(BBC) Bill Gates, Microsoft's chairman and chief software architect, has been talking about the digital future. The other Bill, technology critic Bill Thompson, has been reading between the lines. Bill Gates thinks I'm a communist. Not the old-fashioned state socialist, but a 'new modern-day sort of communist', the sort who 'want to get rid of the incentive for musicians and movie-makers and software makers'. He clearly thinks that those of us who are concerned about the restrictions on creativity placed in our way by the extension of intellectual property law, and those who oppose software patents, pose a serious danger to the US economy and Microsoft's profitability.
- EU - Not-so-golden oldies +/-

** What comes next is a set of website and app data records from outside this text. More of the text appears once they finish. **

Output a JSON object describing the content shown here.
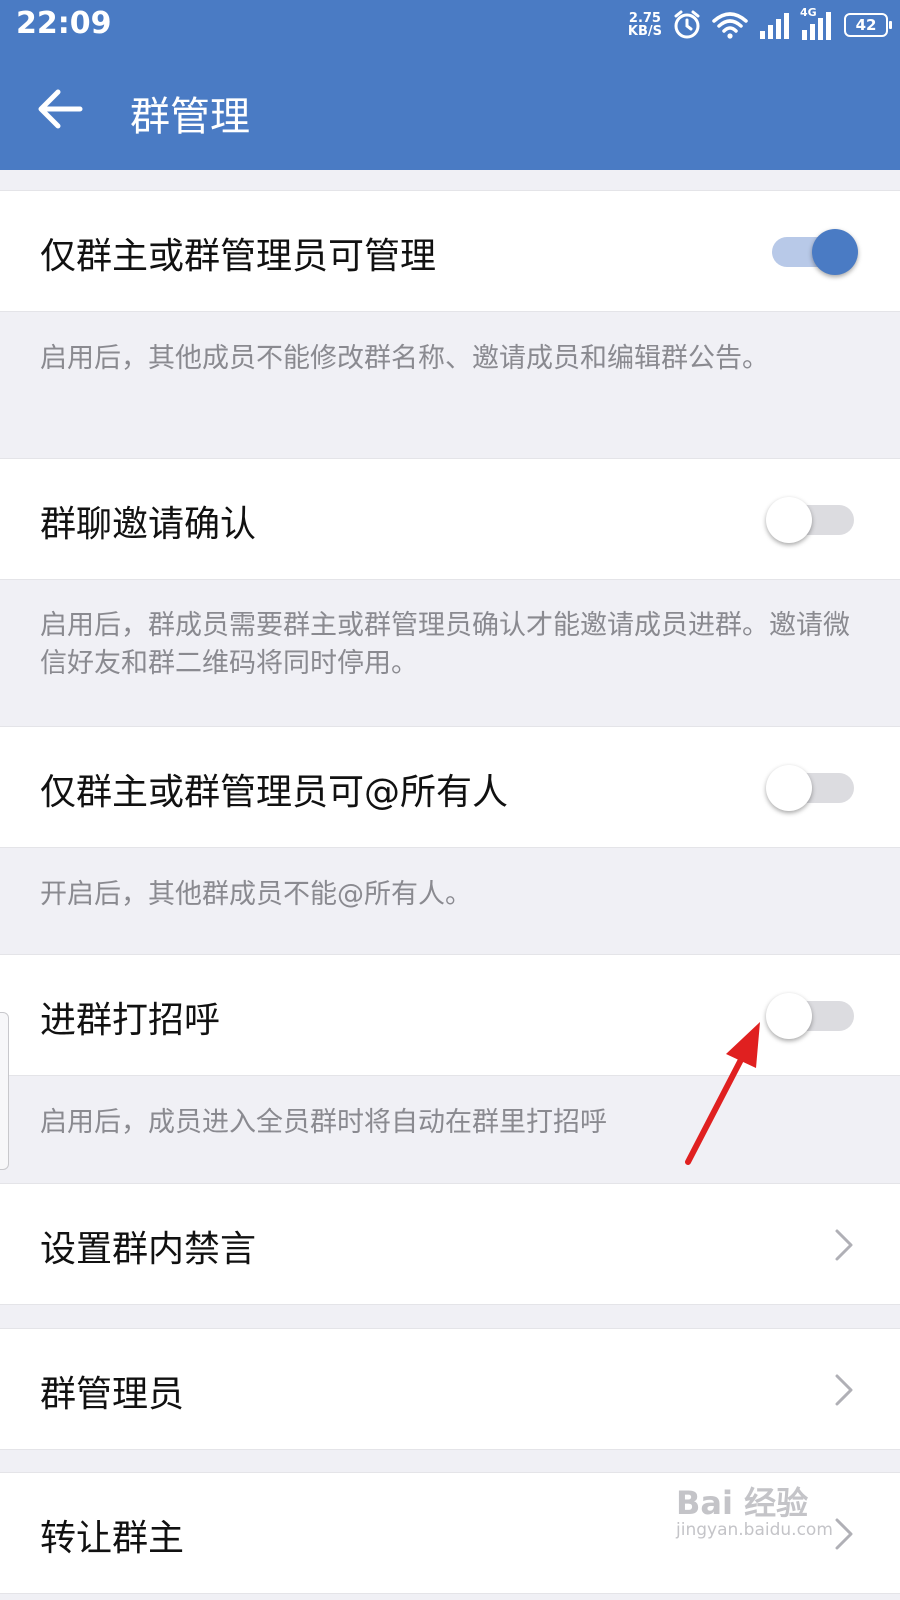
{
  "status_bar": {
    "time": "22:09",
    "net_speed_value": "2.75",
    "net_speed_unit": "KB/S",
    "network_type": "4G",
    "battery": "42",
    "icons": [
      "alarm-icon",
      "wifi-icon",
      "signal-icon",
      "signal-4g-icon"
    ]
  },
  "app_bar": {
    "title": "群管理",
    "back_icon": "arrow-left-icon",
    "background": "#4a7bc4"
  },
  "settings": {
    "owner_admin_manage": {
      "label": "仅群主或群管理员可管理",
      "enabled": true,
      "description": "启用后，其他成员不能修改群名称、邀请成员和编辑群公告。"
    },
    "invite_confirm": {
      "label": "群聊邀请确认",
      "enabled": false,
      "description": "启用后，群成员需要群主或群管理员确认才能邀请成员进群。邀请微信好友和群二维码将同时停用。"
    },
    "mention_all": {
      "label": "仅群主或群管理员可@所有人",
      "enabled": false,
      "description": "开启后，其他群成员不能@所有人。"
    },
    "welcome_greeting": {
      "label": "进群打招呼",
      "enabled": false,
      "description": "启用后，成员进入全员群时将自动在群里打招呼"
    }
  },
  "nav_items": [
    {
      "label": "设置群内禁言"
    },
    {
      "label": "群管理员"
    },
    {
      "label": "转让群主"
    }
  ],
  "annotation": {
    "type": "red-arrow",
    "color": "#e02020"
  },
  "watermark": {
    "main": "Bai  经验",
    "sub": "jingyan.baidu.com"
  },
  "colors": {
    "accent": "#4a7bc4",
    "switch_on_track": "#b8c9e8",
    "switch_off_track": "#dcdce0",
    "background": "#f0f0f5"
  }
}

(Economist) Over the next few decades a torrent of the most popular tracks from the Beatles, the Rolling Stones and many other artists will become public property in Europe, to the pleasure of fans and the consternation of the music industry. Music executives want the European Commission to protect them from unwelcome competition by extending the copyright term. Artists have rallied to the cause: Sir Cliff Richard, U2, Status Quo and Charles Aznavour all want the 50-year limit increased. The music industry points out that America gives artists almost twice as much copyright protection as Europe. America has repeatedly lengthened copyright terms, now giving performers protection for 95 years after publication.

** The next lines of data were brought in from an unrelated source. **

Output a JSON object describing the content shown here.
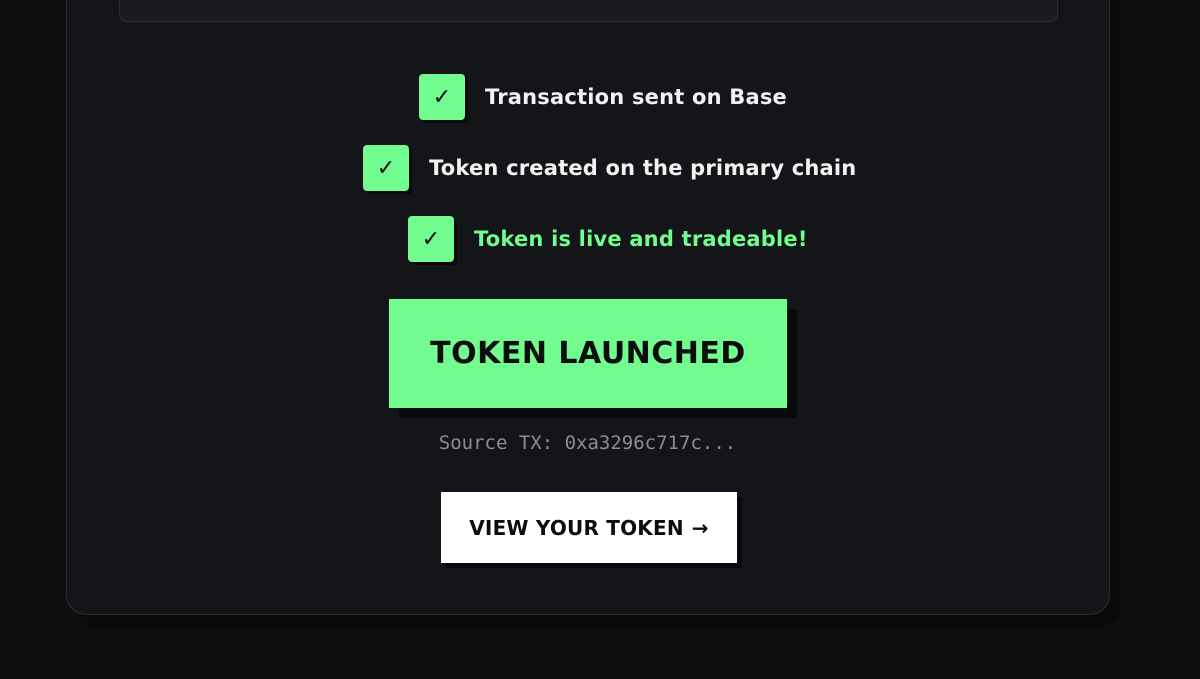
{
  "steps": [
    {
      "label": "Transaction sent on Base",
      "check": "✓",
      "status": "done"
    },
    {
      "label": "Token created on the primary chain",
      "check": "✓",
      "status": "done"
    },
    {
      "label": "Token is live and tradeable!",
      "check": "✓",
      "status": "success"
    }
  ],
  "launch": {
    "label": "TOKEN LAUNCHED"
  },
  "source_tx": {
    "text": "Source TX: 0xa3296c717c..."
  },
  "view_token": {
    "label": "VIEW YOUR TOKEN",
    "arrow": "→"
  },
  "colors": {
    "accent": "#72fb8e",
    "background": "#0e0e10",
    "card": "#141518",
    "text": "#f2f2f2",
    "muted": "#8b8d96"
  }
}
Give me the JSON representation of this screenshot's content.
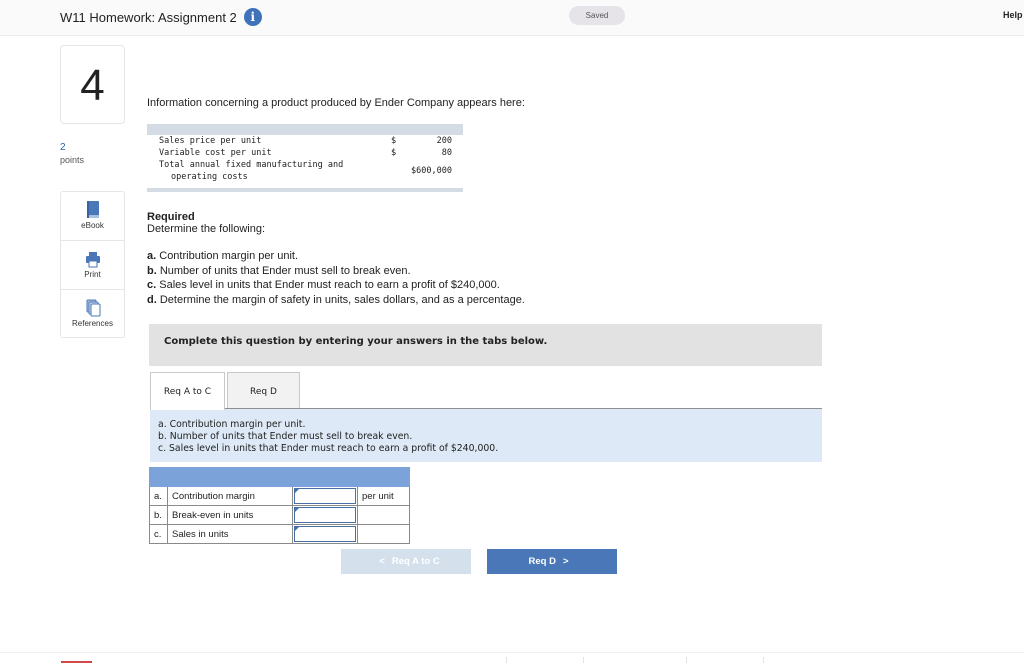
{
  "header": {
    "title": "W11 Homework: Assignment 2",
    "info_icon": "i",
    "saved_status": "Saved",
    "help_label": "Help"
  },
  "question": {
    "number": "4",
    "points_value": "2",
    "points_label": "points"
  },
  "side_tools": [
    {
      "label": "eBook",
      "icon": "book-icon"
    },
    {
      "label": "Print",
      "icon": "printer-icon"
    },
    {
      "label": "References",
      "icon": "references-icon"
    }
  ],
  "problem": {
    "intro": "Information concerning a product produced by Ender Company appears here:",
    "data_rows": [
      {
        "label": "Sales price per unit",
        "currency": "$",
        "value": "200"
      },
      {
        "label": "Variable cost per unit",
        "currency": "$",
        "value": "80"
      },
      {
        "label_line1": "Total annual fixed manufacturing and",
        "label_line2": "operating costs",
        "value": "$600,000"
      }
    ],
    "required_title": "Required",
    "required_subtitle": "Determine the following:",
    "requirements": [
      {
        "letter": "a.",
        "text": " Contribution margin per unit."
      },
      {
        "letter": "b.",
        "text": " Number of units that Ender must sell to break even."
      },
      {
        "letter": "c.",
        "text": " Sales level in units that Ender must reach to earn a profit of $240,000."
      },
      {
        "letter": "d.",
        "text": " Determine the margin of safety in units, sales dollars, and as a percentage."
      }
    ]
  },
  "instructions_banner": "Complete this question by entering your answers in the tabs below.",
  "tabs": [
    {
      "label": "Req A to C",
      "active": true
    },
    {
      "label": "Req D",
      "active": false
    }
  ],
  "tab_panel": {
    "lines": [
      "a. Contribution margin per unit.",
      "b. Number of units that Ender must sell to break even.",
      "c. Sales level in units that Ender must reach to earn a profit of $240,000."
    ]
  },
  "answer_table": {
    "rows": [
      {
        "letter": "a.",
        "label": "Contribution margin",
        "value": "",
        "unit": "per unit"
      },
      {
        "letter": "b.",
        "label": "Break-even in units",
        "value": "",
        "unit": ""
      },
      {
        "letter": "c.",
        "label": "Sales in units",
        "value": "",
        "unit": ""
      }
    ]
  },
  "navigation": {
    "prev_label": "Req A to C",
    "prev_chevron": "<",
    "next_label": "Req D",
    "next_chevron": ">"
  }
}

- Online Groups Brag About Movie Piracy +/-
(AP) In not-too-secret online forums, Wesley Snipes' latest movie, 'Blade: Trinity,' is the subject of intense discussion and evaluation. But unlike typical movie fan sites, the chatter from visitors to Web sites like VCDQuality.com doesn't key on the vampire film's plot, acting or bloody visual effects. Instead, computer users dish out praise or criticism on the caliber of video and sound achieved by online groups whose sole mission is to make available unauthorized copies of Hollywood films within a day or two of a movie's debut, if not before.

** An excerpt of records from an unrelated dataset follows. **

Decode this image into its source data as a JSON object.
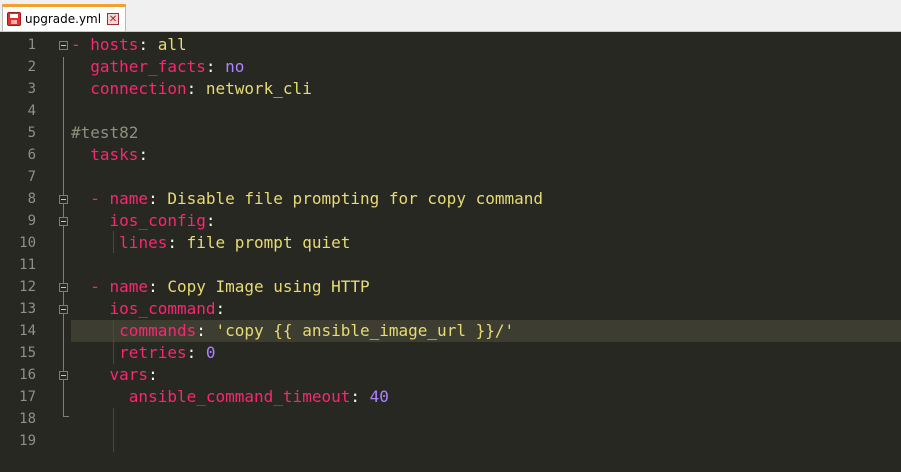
{
  "tab": {
    "filename": "upgrade.yml",
    "close_glyph": "✕"
  },
  "line_numbers": [
    "1",
    "2",
    "3",
    "4",
    "5",
    "6",
    "7",
    "8",
    "9",
    "10",
    "11",
    "12",
    "13",
    "14",
    "15",
    "16",
    "17",
    "18",
    "19"
  ],
  "code": {
    "l1_dash": "- ",
    "l1_key": "hosts",
    "l1_colon": ": ",
    "l1_val": "all",
    "l2_key": "gather_facts",
    "l2_colon": ": ",
    "l2_val": "no",
    "l3_key": "connection",
    "l3_colon": ": ",
    "l3_val": "network_cli",
    "l5_comment": "#test82",
    "l6_key": "tasks",
    "l6_colon": ":",
    "l8_dash": "- ",
    "l8_key": "name",
    "l8_colon": ": ",
    "l8_val": "Disable file prompting for copy command",
    "l9_key": "ios_config",
    "l9_colon": ":",
    "l10_key": "lines",
    "l10_colon": ": ",
    "l10_val": "file prompt quiet",
    "l12_dash": "- ",
    "l12_key": "name",
    "l12_colon": ": ",
    "l12_val": "Copy Image using HTTP",
    "l13_key": "ios_command",
    "l13_colon": ":",
    "l14_key": "commands",
    "l14_colon": ": ",
    "l14_val": "'copy {{ ansible_image_url }}/'",
    "l15_key": "retries",
    "l15_colon": ": ",
    "l15_val": "0",
    "l16_key": "vars",
    "l16_colon": ":",
    "l17_key": "ansible_command_timeout",
    "l17_colon": ": ",
    "l17_val": "40"
  },
  "colors": {
    "background": "#272822",
    "key": "#f92672",
    "string": "#e6db74",
    "number": "#ae81ff",
    "comment": "#908e7e",
    "current_line": "#3e3d32"
  }
}
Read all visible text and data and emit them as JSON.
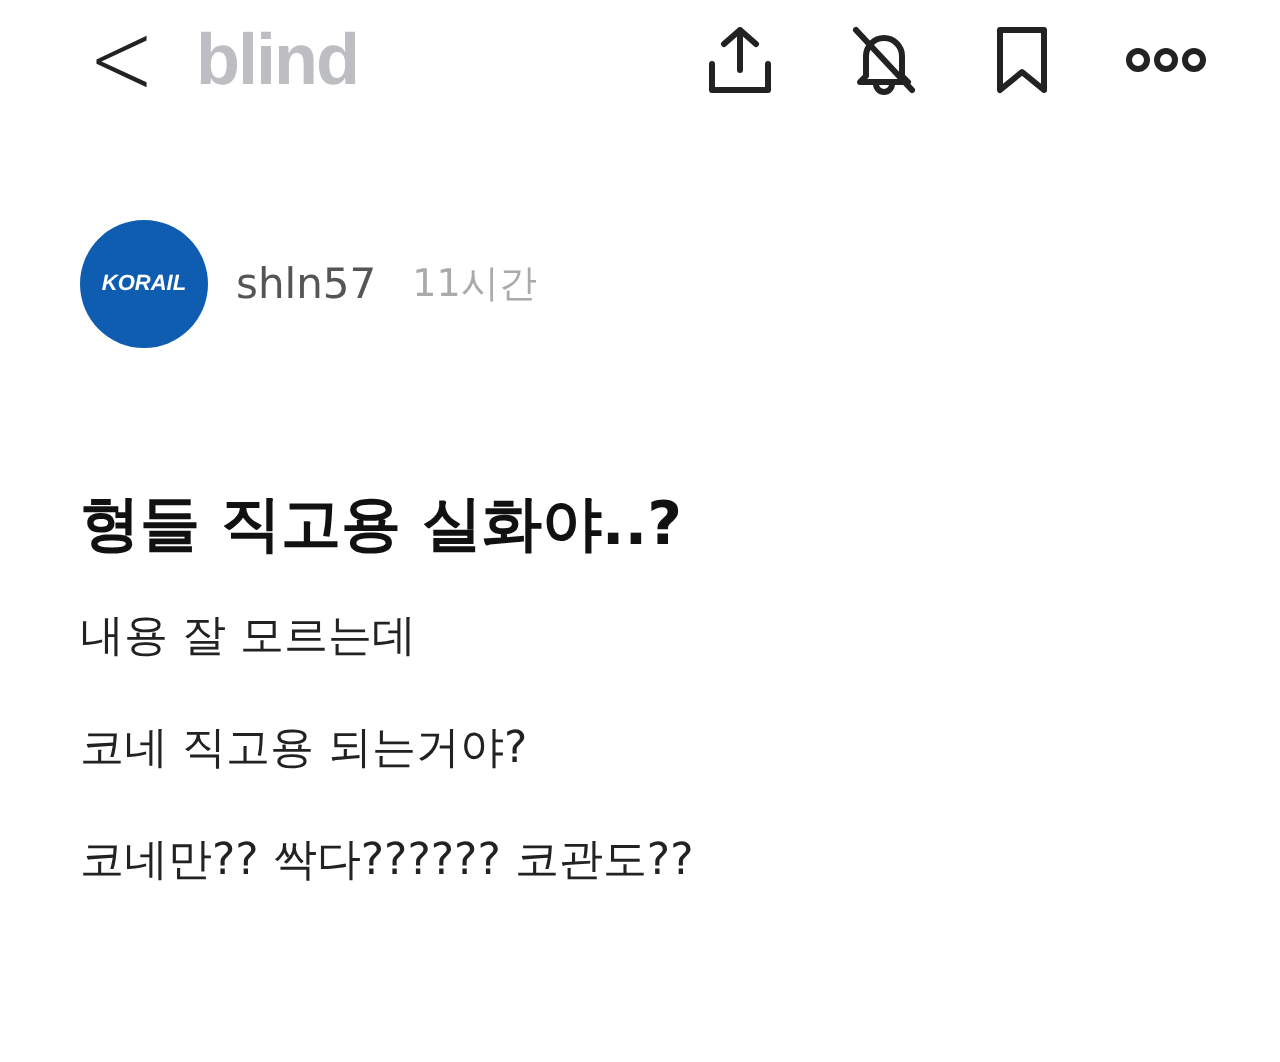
{
  "header": {
    "back": "<",
    "logo": "blind"
  },
  "post": {
    "avatar_text": "KORAIL",
    "author": "shln57",
    "time": "11시간",
    "title": "형들 직고용 실화야..?",
    "lines": [
      "내용 잘 모르는데",
      "코네 직고용 되는거야?",
      "코네만?? 싹다?????? 코관도??"
    ]
  }
}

- US - Copyright and Digital Media in a Post-Napster World +/-
(Harvard Law School) Berkman Center for Internet & Society. The Digital Media Project released a new report assessing how the digitization of music and movies has transformed not only businesses but copyright law and the idea of intellectual property. The report updates a whitepaper, released originally in 2003, to reflect major areas of change. In addition to new lawsuits and proposed legislation, one of the major developments since 2003 lies in international policy changes. The White Paper includes an International Supplement that offers an overview of the most fundamental shifts.
- US - Software firms want copyright law rewrite +/-
(CNET News.com) by Declan McCullagh. A group of large software companies has taken the first step toward a tussle with the telecommunications industry by asking Congress to rewrite copyright law so alleged Internet pirates can be more easily targeted by lawsuits. The Business Software Alliance, counts as members Microsoft, Autodesk, Borland, Intuit, Sybase and Symantec, has released a white paper that effectively describes its legislative proposals for 2005. The companies say they fear a revenue-sapping future in which software programs are traded as frequently and readily on peer-to-peer networks as MP3 music files are today.